- Instructions to follow
Search the entries for the word "JSON". Copy every line that holds it.

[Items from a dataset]
-*-*-

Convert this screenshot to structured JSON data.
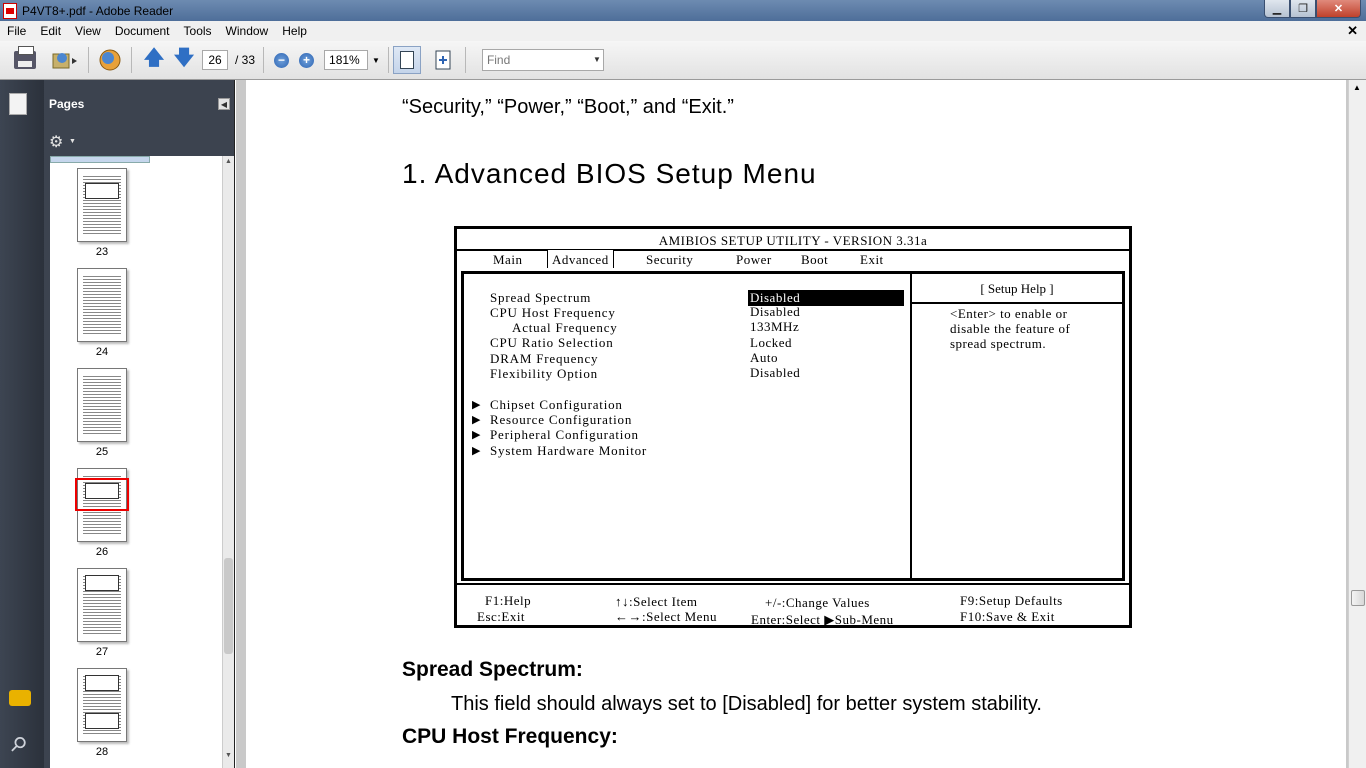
{
  "window": {
    "title": "P4VT8+.pdf - Adobe Reader",
    "minimize": "▁",
    "maximize": "❐",
    "close": "✕"
  },
  "menu": {
    "items": [
      "File",
      "Edit",
      "View",
      "Document",
      "Tools",
      "Window",
      "Help"
    ],
    "doc_close": "✕"
  },
  "toolbar": {
    "page_current": "26",
    "page_total": "/ 33",
    "zoom": "181%",
    "find_placeholder": "Find",
    "zoom_out": "−",
    "zoom_in": "+"
  },
  "pages_panel": {
    "title": "Pages",
    "thumbnails": [
      {
        "label": "23",
        "current": false,
        "figure": true
      },
      {
        "label": "24",
        "current": false,
        "figure": false
      },
      {
        "label": "25",
        "current": false,
        "figure": false
      },
      {
        "label": "26",
        "current": true,
        "figure": true
      },
      {
        "label": "27",
        "current": false,
        "figure": true
      },
      {
        "label": "28",
        "current": false,
        "figure": true
      }
    ]
  },
  "document": {
    "lead_text": "“Security,” “Power,” “Boot,” and “Exit.”",
    "heading": "1. Advanced BIOS Setup Menu",
    "bios": {
      "title": "AMIBIOS SETUP UTILITY - VERSION 3.31a",
      "tabs": [
        "Main",
        "Advanced",
        "Security",
        "Power",
        "Boot",
        "Exit"
      ],
      "active_tab": "Advanced",
      "items": [
        {
          "label": "Spread Spectrum",
          "value": "Disabled",
          "selected": true,
          "indent": false
        },
        {
          "label": "CPU Host Frequency",
          "value": "Disabled",
          "selected": false,
          "indent": false
        },
        {
          "label": "Actual Frequency",
          "value": "133MHz",
          "selected": false,
          "indent": true
        },
        {
          "label": "CPU Ratio Selection",
          "value": "Locked",
          "selected": false,
          "indent": false
        },
        {
          "label": "DRAM Frequency",
          "value": "Auto",
          "selected": false,
          "indent": false
        },
        {
          "label": "Flexibility Option",
          "value": "Disabled",
          "selected": false,
          "indent": false
        }
      ],
      "submenus": [
        "Chipset Configuration",
        "Resource Configuration",
        "Peripheral Configuration",
        "System Hardware Monitor"
      ],
      "help_title": "[   Setup Help   ]",
      "help_lines": [
        "<Enter> to enable or",
        "disable the feature of",
        "spread spectrum."
      ],
      "footer": {
        "f1": "F1:Help",
        "esc": "Esc:Exit",
        "select_item": "↑↓:Select Item",
        "select_menu": "←→:Select Menu",
        "change_values": "+/-:Change Values",
        "enter_select": "Enter:Select  ▶Sub-Menu",
        "f9": "F9:Setup Defaults",
        "f10": "F10:Save & Exit"
      }
    },
    "section1_title": "Spread Spectrum:",
    "section1_text": "This field should always set to [Disabled] for better system stability.",
    "section2_title": "CPU Host Frequency:"
  }
}
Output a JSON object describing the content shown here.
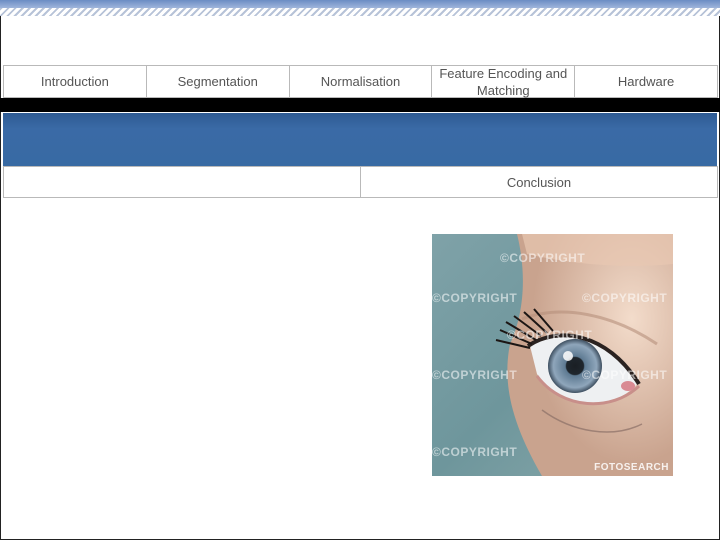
{
  "nav": {
    "items": [
      {
        "label": "Introduction"
      },
      {
        "label": "Segmentation"
      },
      {
        "label": "Normalisation"
      },
      {
        "label": "Feature Encoding and Matching"
      },
      {
        "label": "Hardware"
      }
    ]
  },
  "secondary_nav": {
    "items": [
      {
        "label": ""
      },
      {
        "label": "Conclusion"
      }
    ]
  },
  "photo": {
    "subject": "close-up of a blue-grey eye",
    "watermark": "©COPYRIGHT",
    "credit": "FOTOSEARCH"
  },
  "colors": {
    "band_blue": "#3a6aa6",
    "top_stripe": "#6b8cc4",
    "border_grey": "#b9b9b9",
    "black_bar": "#000000"
  }
}
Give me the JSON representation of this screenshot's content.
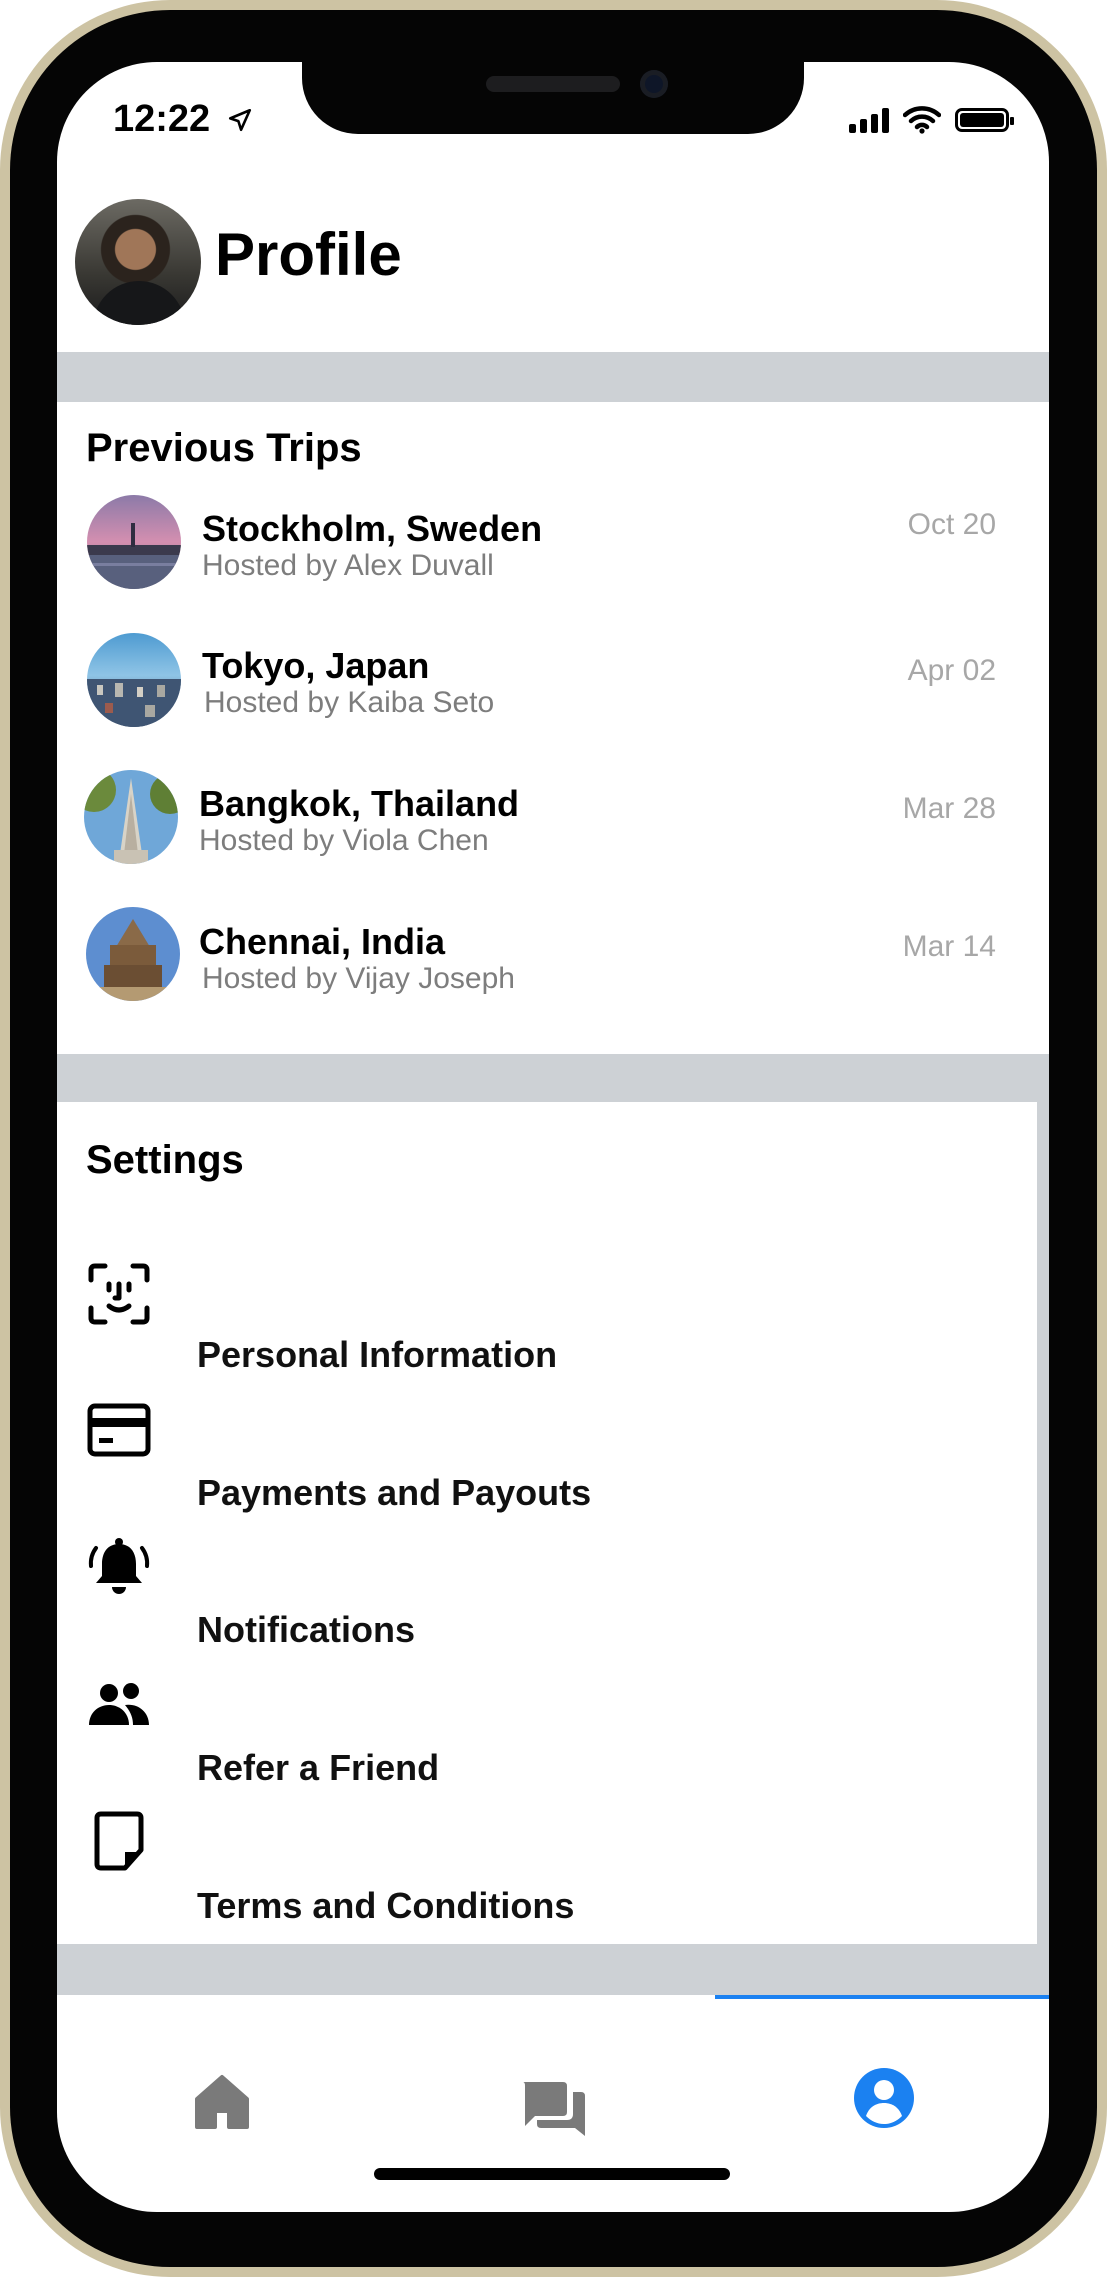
{
  "status_bar": {
    "time": "12:22"
  },
  "header": {
    "title": "Profile",
    "avatar_icon": "user-photo"
  },
  "previous_trips": {
    "title": "Previous Trips",
    "items": [
      {
        "name": "Stockholm, Sweden",
        "host": "Hosted by Alex Duvall",
        "date": "Oct 20"
      },
      {
        "name": "Tokyo, Japan",
        "host": "Hosted by Kaiba Seto",
        "date": "Apr 02"
      },
      {
        "name": "Bangkok, Thailand",
        "host": "Hosted by Viola Chen",
        "date": "Mar 28"
      },
      {
        "name": "Chennai, India",
        "host": "Hosted by Vijay Joseph",
        "date": "Mar 14"
      }
    ]
  },
  "settings": {
    "title": "Settings",
    "items": [
      {
        "label": "Personal Information",
        "icon": "face-id-icon"
      },
      {
        "label": "Payments and Payouts",
        "icon": "credit-card-icon"
      },
      {
        "label": "Notifications",
        "icon": "bell-icon"
      },
      {
        "label": "Refer a Friend",
        "icon": "people-icon"
      },
      {
        "label": "Terms and Conditions",
        "icon": "document-icon"
      }
    ]
  },
  "tab_bar": {
    "tabs": [
      {
        "icon": "home-icon",
        "active": false
      },
      {
        "icon": "chat-icon",
        "active": false
      },
      {
        "icon": "profile-icon",
        "active": true
      }
    ],
    "active_color": "#1b81f1",
    "inactive_color": "#7a7a7a"
  },
  "colors": {
    "divider": "#cdd1d5",
    "secondary_text": "#7d7d7d",
    "date_text": "#a7a7a7"
  }
}
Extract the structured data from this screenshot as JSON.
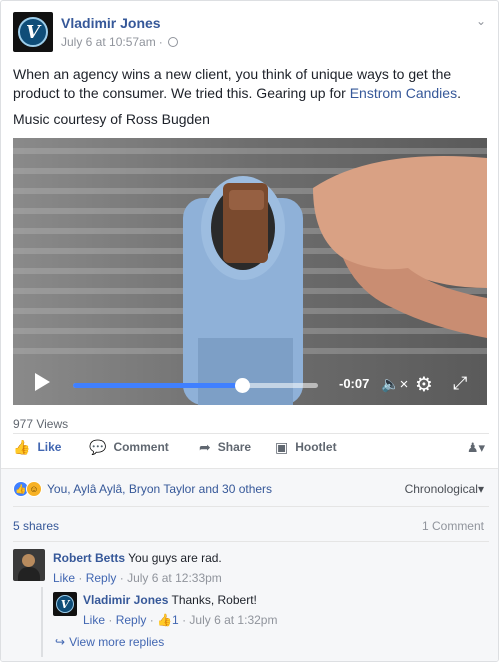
{
  "post": {
    "author": "Vladimir Jones",
    "avatar_letter": "V",
    "timestamp": "July 6 at 10:57am",
    "audience_separator": "·",
    "text_before_link": "When an agency wins a new client, you think of unique ways to get the product to the consumer. We tried this. Gearing up for ",
    "link_text": "Enstrom Candies",
    "text_after_link": ".",
    "music_credit": "Music courtesy of Ross Bugden"
  },
  "video": {
    "time_remaining": "-0:07",
    "progress": 0.69,
    "play_icon": "play-icon",
    "mute_icon": "mute-icon",
    "settings_icon": "gear-icon",
    "fullscreen_icon": "fullscreen-icon"
  },
  "views": "977 Views",
  "actions": {
    "like": "Like",
    "comment": "Comment",
    "share": "Share",
    "hootlet": "Hootlet"
  },
  "reactions": {
    "summary": "You, Aylâ Aylâ, Bryon Taylor and 30 others",
    "sort": "Chronological"
  },
  "counts": {
    "shares": "5 shares",
    "comments": "1 Comment"
  },
  "comments": [
    {
      "name": "Robert Betts",
      "text": "You guys are rad.",
      "like": "Like",
      "reply": "Reply",
      "sep": "·",
      "time": "July 6 at 12:33pm"
    }
  ],
  "reply": {
    "name": "Vladimir Jones",
    "avatar_letter": "V",
    "text": "Thanks, Robert!",
    "like": "Like",
    "reply": "Reply",
    "sep": "·",
    "like_count": "1",
    "time": "July 6 at 1:32pm"
  },
  "more_replies": "View more replies",
  "colors": {
    "link": "#365899",
    "accent": "#4267b2",
    "progress": "#4080ff"
  }
}
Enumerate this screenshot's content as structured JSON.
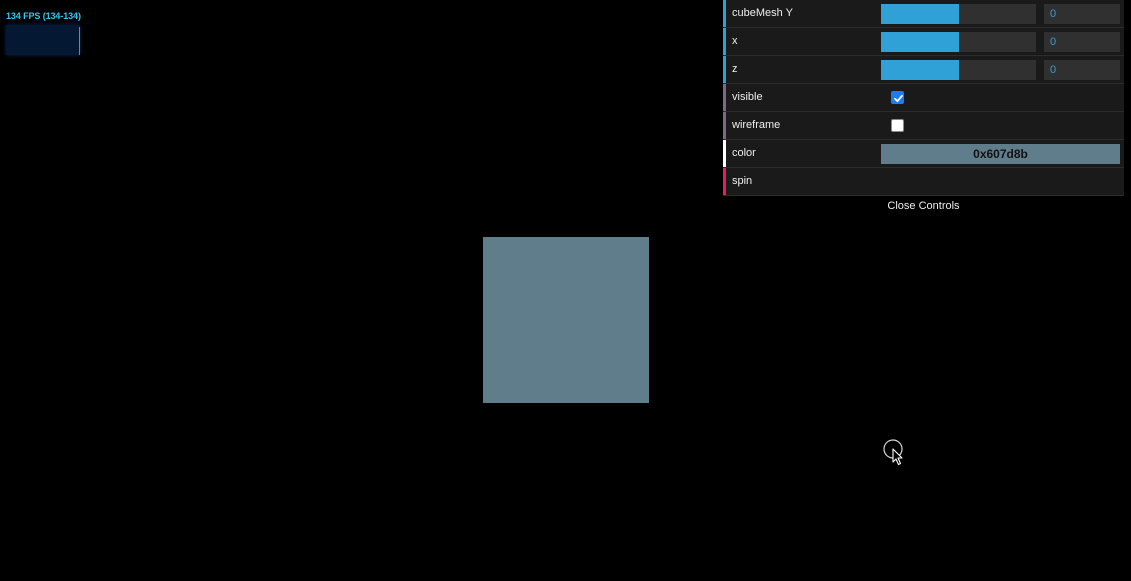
{
  "stats": {
    "fps_label": "134 FPS (134-134)"
  },
  "gui": {
    "rows": [
      {
        "label": "cubeMesh Y",
        "value": "0",
        "fill_fraction": 0.5,
        "stripe_color": "#2fa1d6"
      },
      {
        "label": "x",
        "value": "0",
        "fill_fraction": 0.5,
        "stripe_color": "#2fa1d6"
      },
      {
        "label": "z",
        "value": "0",
        "fill_fraction": 0.5,
        "stripe_color": "#2fa1d6"
      }
    ],
    "visible": {
      "label": "visible",
      "checked": true,
      "stripe_color": "#806787"
    },
    "wireframe": {
      "label": "wireframe",
      "checked": false,
      "stripe_color": "#806787"
    },
    "color": {
      "label": "color",
      "value": "0x607d8b",
      "swatch": "#607d8b",
      "stripe_color": "#ffffff"
    },
    "spin": {
      "label": "spin",
      "stripe_color": "#e61d5f"
    },
    "close_label": "Close Controls"
  },
  "scene": {
    "cube_color": "#607d8b",
    "background": "#000000"
  },
  "colors": {
    "accent": "#2fa1d6",
    "panel_bg": "#1a1a1a",
    "stats_text": "#2ec9f0"
  },
  "icons": {
    "checkmark": "checkmark-icon",
    "cursor": "pointer-cursor-icon"
  }
}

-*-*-

- Result of the exercise
Convert this screenshot to structured JSON data.
Output a JSON object describing the content shown here.
Give me the JSON representation of this screenshot's content.
Extract the structured data from this screenshot as JSON.
Enumerate this screenshot's content as structured JSON.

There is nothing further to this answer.